John Gutfreund died of pneumonia Wednesday at age 86, marking the formal end of an era on Wall Street when swashbuckling bond traders made huge bets using house money. A cigar-chomping former bond trader, Mr. Gutfreund spent 38 years at Salomon Brothers, once a feared powerhouse on Wall Street that he boasted was “the greatest trading organization the world has ever known.” Mr. Gutfreund transformed Salomon into the dominant force in the Treasury-securities market, overseeing a trading floor the size of a football field. Under his helm, Salomon made big wagers using the firm’s cash and sold the first mortgage-backed bonds.

Mutual Funds Oppose S.E.C.’s Plan for a Bigger Cash Cushion
New York Times
At an industry conference last week, the lead regulator for the Securities and Exchange Commission’s asset management division came under fire. The official, David W. Grim, was highlighting an initiative that would require mutual funds to increase their liquidity cushions to accommodate investors looking to leave in a hurry. But the two industry representatives sitting on his panel — both of whom had held the fund watchdog job before he did — immediately went after him, arguing that the proposal was misguided and overly restrictive. Hold on a minute, said Mr. Grim, a 20-year S.E.C. veteran whose gaunt appearance was accentuated that day by a cold that had left his voice scratchy and weak.

SEC and FASB Update GAAP Taxonomy for 2016
Accounting Today
The Securities and Exchange Commission has accepted the Financial Accounting Standards Board’s 2016 GAAP Financial Reporting Taxonomy. FASB’s staff is responsible for ongoing development and maintenance of the GAAP Financial Reporting Taxonomy, which is used by public issuers registered with the SEC. Every year, FASB updates the taxonomy to reflect new accounting standards updates and other related improvements and enhancements.

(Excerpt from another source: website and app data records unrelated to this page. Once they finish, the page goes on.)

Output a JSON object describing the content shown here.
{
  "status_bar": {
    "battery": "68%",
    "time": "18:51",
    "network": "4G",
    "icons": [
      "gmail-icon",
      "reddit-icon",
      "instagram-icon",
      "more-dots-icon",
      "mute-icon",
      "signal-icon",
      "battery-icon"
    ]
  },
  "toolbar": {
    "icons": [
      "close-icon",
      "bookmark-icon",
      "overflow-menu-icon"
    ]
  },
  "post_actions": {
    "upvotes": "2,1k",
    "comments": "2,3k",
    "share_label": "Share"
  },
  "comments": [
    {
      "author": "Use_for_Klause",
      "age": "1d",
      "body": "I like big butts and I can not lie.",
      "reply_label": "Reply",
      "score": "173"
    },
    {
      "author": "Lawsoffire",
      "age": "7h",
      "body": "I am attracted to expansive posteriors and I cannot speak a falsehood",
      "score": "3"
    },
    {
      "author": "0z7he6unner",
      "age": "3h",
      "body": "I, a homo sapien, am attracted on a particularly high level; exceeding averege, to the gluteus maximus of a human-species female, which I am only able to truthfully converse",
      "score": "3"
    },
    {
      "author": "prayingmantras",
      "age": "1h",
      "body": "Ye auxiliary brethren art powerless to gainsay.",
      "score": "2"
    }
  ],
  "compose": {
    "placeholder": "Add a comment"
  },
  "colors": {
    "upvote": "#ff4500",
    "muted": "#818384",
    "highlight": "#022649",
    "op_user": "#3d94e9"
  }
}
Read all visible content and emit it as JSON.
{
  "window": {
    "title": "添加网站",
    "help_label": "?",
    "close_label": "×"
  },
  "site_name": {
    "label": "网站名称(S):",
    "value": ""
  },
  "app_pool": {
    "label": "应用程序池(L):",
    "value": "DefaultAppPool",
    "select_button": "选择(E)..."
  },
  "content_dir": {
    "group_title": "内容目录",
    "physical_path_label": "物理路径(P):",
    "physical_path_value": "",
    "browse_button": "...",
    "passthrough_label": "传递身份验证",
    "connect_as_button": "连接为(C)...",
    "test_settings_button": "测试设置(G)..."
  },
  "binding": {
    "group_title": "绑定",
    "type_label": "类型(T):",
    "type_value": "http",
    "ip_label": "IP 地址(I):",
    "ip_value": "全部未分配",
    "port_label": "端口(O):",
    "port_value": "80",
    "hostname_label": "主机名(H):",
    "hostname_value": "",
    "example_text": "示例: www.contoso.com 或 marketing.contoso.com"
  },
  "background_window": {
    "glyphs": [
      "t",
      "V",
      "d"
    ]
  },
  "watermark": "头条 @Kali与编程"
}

How Big Banks Have Prepared for Higher Rates
Wall Street Journal
What if they build it and the Federal Reserve doesn’t come? Big U.S. banks have continued to construct balance sheets that are ready for a rising interest-rate environment. So far, though, to little avail. The four biggest banks— J.P. Morgan Chase, Bank of America, Citigroup and Wells Fargo—all substantially increased the portion of their securities that are classified as “held to maturity” in 2015. This seemingly arcane technical adjustment is essentially a way to protect against the downside to their massive bondholdings that could result from higher rates.

Small Gains for the Market as Energy Prices Rebound
New York Times
Stocks rose Wednesday on the seventh anniversary of the bull market as crude oil resumed its climb from a 13-year low. The gains were modest as investors await key policy decisions from Europe’s central bank on Thursday and from the Federal Reserve next week. Energy companies rebounded from big drops the day before, gaining 1.5 percent.

Lawmakers Introduce Bill to Provide Tax Credit for Caregiving Expenses
Accounting Today
A pair of lawmakers on the tax-writing House Ways and Means Committee have introduced bipartisan legislation to provide a tax credit for caregiving expenses.  Rep. Linda Sánchez, D-Calif., who chairs the Congressional Hispanic Caucus, and Rep. Tom Reed, R-N.Y., introduced the Credit for Caring Act, which provides a tax credit to working family members equal to 30 percent of a caregiver’s expenses greater than $2,000.